Once again, the issue of sexual abuse on the part of clergy has emerged. Pope Francis has a long history of standing against such abuses. Recently, the Pontiff came out with, perhaps, his most powerful remarks to date.
In a letter sent on 28 December but released by the Vatican only on Monday, Francis said: “I would like us to renew our complete commitment to ensuring that these atrocities will no longer take place in our midst.”
Since his election in 2013, Francis has taken some steps to root out sexual abuse in the church and to put in place practices to protect children. But victims’ groups say he has not done enough, particularly to hold to account bishops who tolerated sexual abuse or covered it up.
“The church recognizes the sins of some of her members: the sufferings, the experiences and the pain of minors who were abused sexually by priests. It is a sin that shames us,” Francis wrote in the letter.
“I would like us to renew our complete commitment to ensuring that these atrocities will no longer take place in our midst. Let us find the courage needed to take all necessary measures and to protect in every way the lives of our children, so that such crimes may never be repeated. In this area, let us adhere, clearly and faithfully, to ‘zero tolerance’.
According to Breitbart, Pope Francis called for zero tolerance of the sexual abuse of children, telling Portuguese television that such crimes are “diabolical.”
Even if there were only one case of abuse in the Church it would be “monstrous,” the pope told host Maria João Avillez, “because priests and nuns are called to bring boys and girls to God while abuse destroys their lives.”
“A priest cannot remain a priest if he is an abuser,” Francis declared. “He cannot because he is either sick or a criminal.”
“A priest exists to guide people to God and not to destroy people in the name of God,” he said. “Zero tolerance. And it must stay like this.”
At the same time, the pope insisted that the phenomenon of abuse has nothing to do with the Church’s celibacy rule. “Then they come to you with questions, could it be that celibacy…? Nothing to do with celibacy,” he said, noting that abuse also happens in families where there is no celibacy.
“Abuse is a destructive thing, humanly diabolical, because in families there is no celibacy and it also happens,” he said. “It is a monstrosity for a man or a woman of the Church, who is sick in psychological terms or is evil, to use that position for his personal satisfaction.
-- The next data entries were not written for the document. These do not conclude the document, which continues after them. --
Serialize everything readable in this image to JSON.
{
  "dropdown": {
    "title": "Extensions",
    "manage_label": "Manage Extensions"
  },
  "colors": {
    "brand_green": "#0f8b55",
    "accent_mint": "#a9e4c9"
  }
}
It’s diabolical.”
Francis, who has met victims of sexual abuse several times, both in the Vatican and on some of his foreign trips, said: “We join in the pain of the victims and weep for this sin – the sin of what happened, the sin of failing to help, the sin of covering up and denial, the sin of the abuse of power.”
Anne Barrett-Doyle, founder of the US-based research and monitoring group BishopAccountablity.org, said in an email that the pope’s words were little more than rhetoric. “This pope keeps proclaiming zero tolerance but doesn’t enact it. He knows full well that church law contains no zero-tolerance provision. Zero tolerance is mere rhetoric. The sad fact is that the church still has not changed its system to make zero tolerance a binding reality,” she said.
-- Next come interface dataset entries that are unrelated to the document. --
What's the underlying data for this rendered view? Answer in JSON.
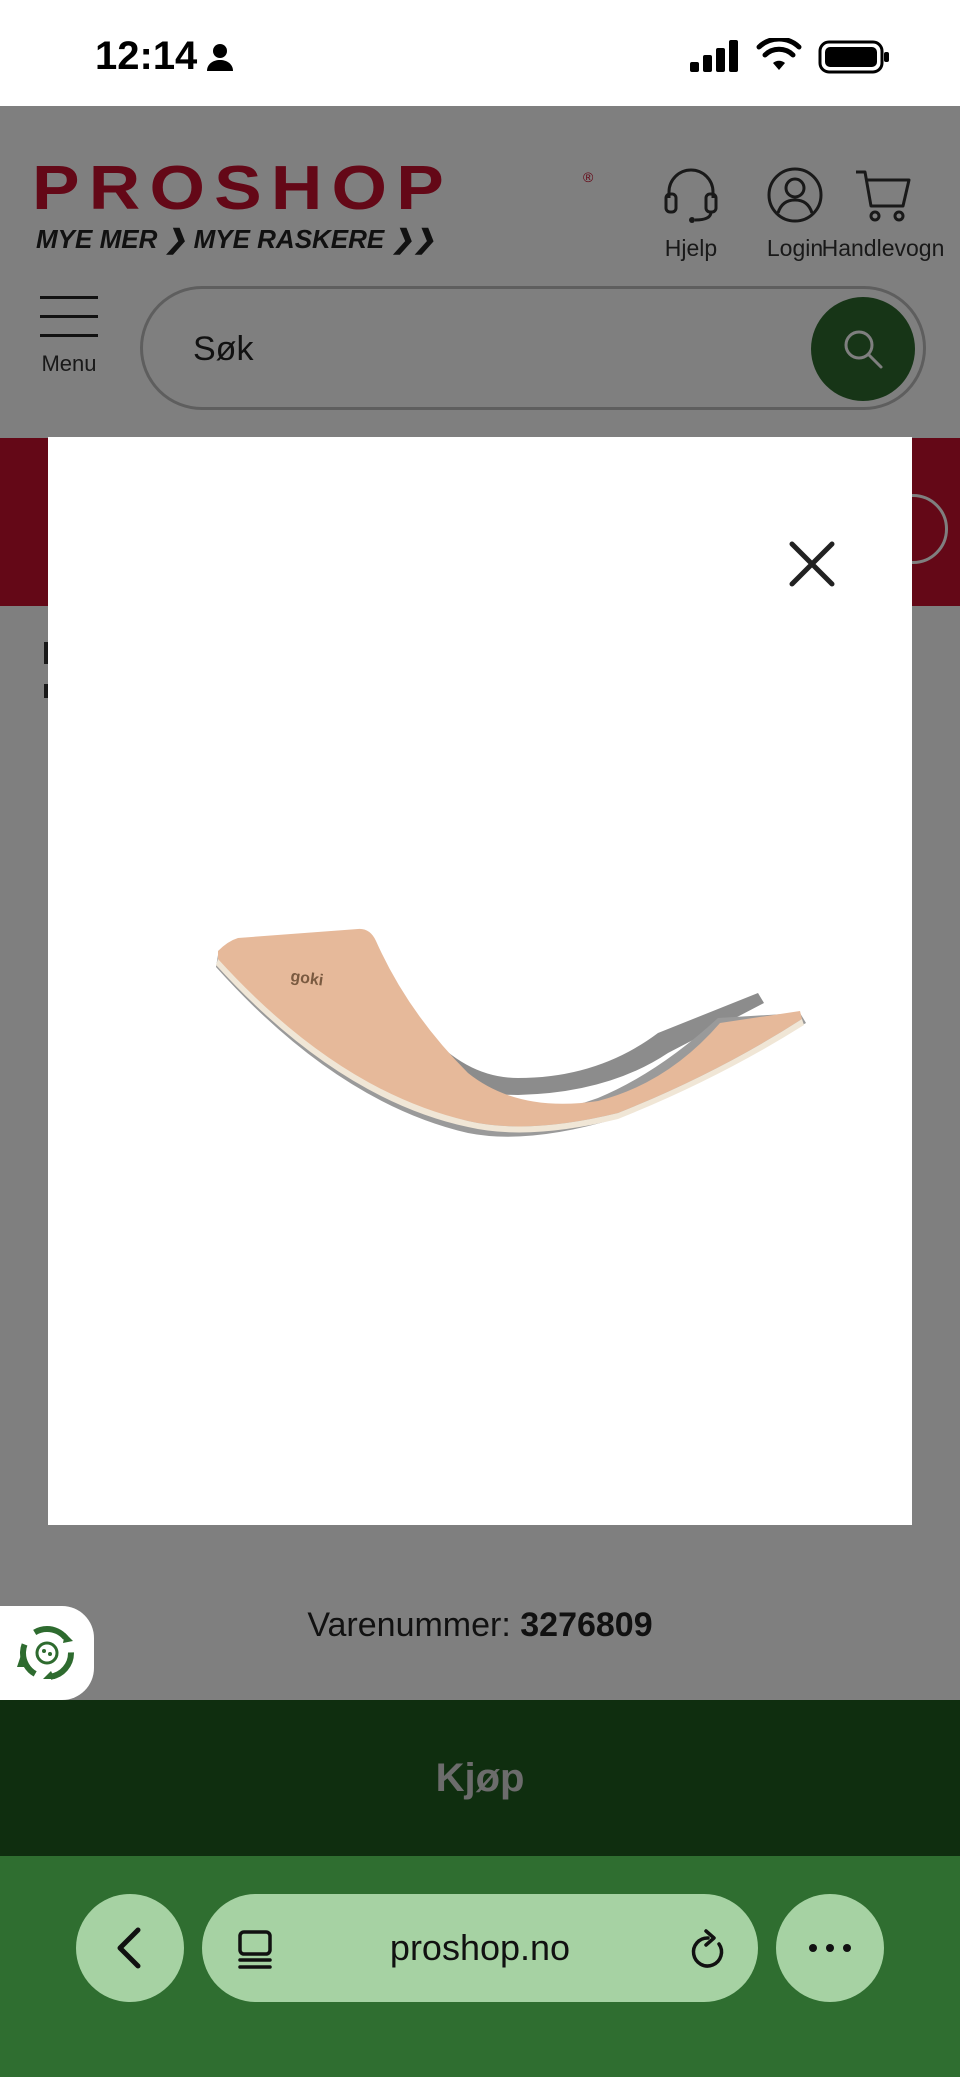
{
  "status_bar": {
    "time": "12:14"
  },
  "header": {
    "logo": "PROSHOP",
    "tagline": "MYE MER ❯ MYE RASKERE ❯❯",
    "help_label": "Hjelp",
    "login_label": "Login",
    "cart_label": "Handlevogn",
    "menu_label": "Menu",
    "search_placeholder": "Søk"
  },
  "product": {
    "image_brand": "goki",
    "sku_label": "Varenummer:",
    "sku_value": "3276809",
    "buy_label": "Kjøp"
  },
  "browser": {
    "url": "proshop.no"
  },
  "colors": {
    "brand_red": "#c8102e",
    "search_green": "#2e6b2f",
    "buy_green": "#1e5d1f",
    "browser_green": "#2f6e30",
    "pill_green": "#a6d2a3"
  }
}
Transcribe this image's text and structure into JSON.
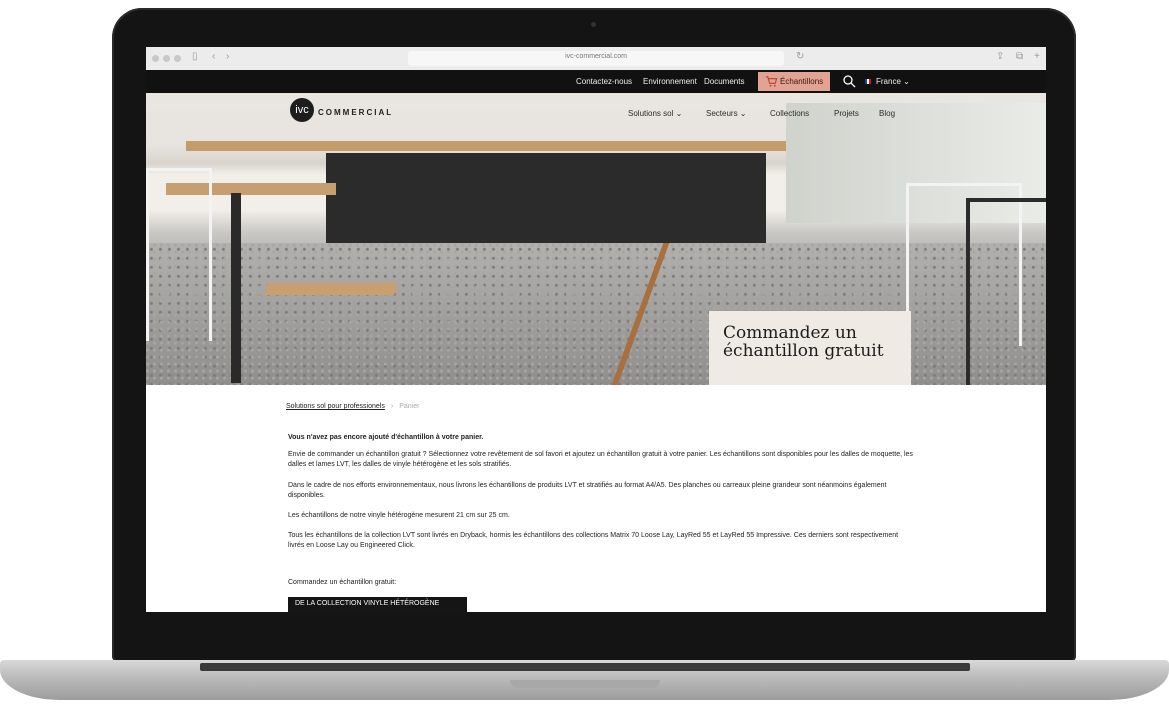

Pope Francis, Anne Barrett-Doyle notwithstanding, is bringing up a powerful point and fostering awareness of this scourge on the Church. Action often starts with rhetoric and by consistently pounding this point, Pope Francis will be, hopefully, inspiring meaningful reform. Pope Francis is attacking two points. Many people will blame, what they see as, outdated celibacy orders. However, celibacy is part of the vocation, or calling, to the Priesthood. The basis of this is found in Matthew 19:12; “and there are those who choose to live like eunuchs for the sake of the kingdom of heaven. The one who can accept this should accept it.” Clerics are to give up their sexual identities for the sake of the Kingdom of God.
More importantly, Pope Francis is lamenting over the fact that sexual abuse or misconduct hinders vocational development. Once the improper act is taken, the relationship between the young person and the Spiritual Advisor is never the same. Often complaints to the cleric’s superiors are met with indifference, silence, or an informal type of shunning, wherein the vocational process and steps are allowed to languish. Often lives are ruined or irreparably changed and damaged. Young men and women are sent into the world with no marketable skills and no survival skills that would shield them against scams and deceptions.
I applaud Pope Francis for, a least, acknowledging the problem. It does help, although Barrett-Doyle is correct in that it is not enough to simply raise awareness. Over the decades we have lost many good men who would have made exemplary Priests; one was a friend of mine who was lost in 9/11. How do I know some of these details? I experienced sexual misconduct from my Spiritual Director when I was pursuing a calling to the Priesthood.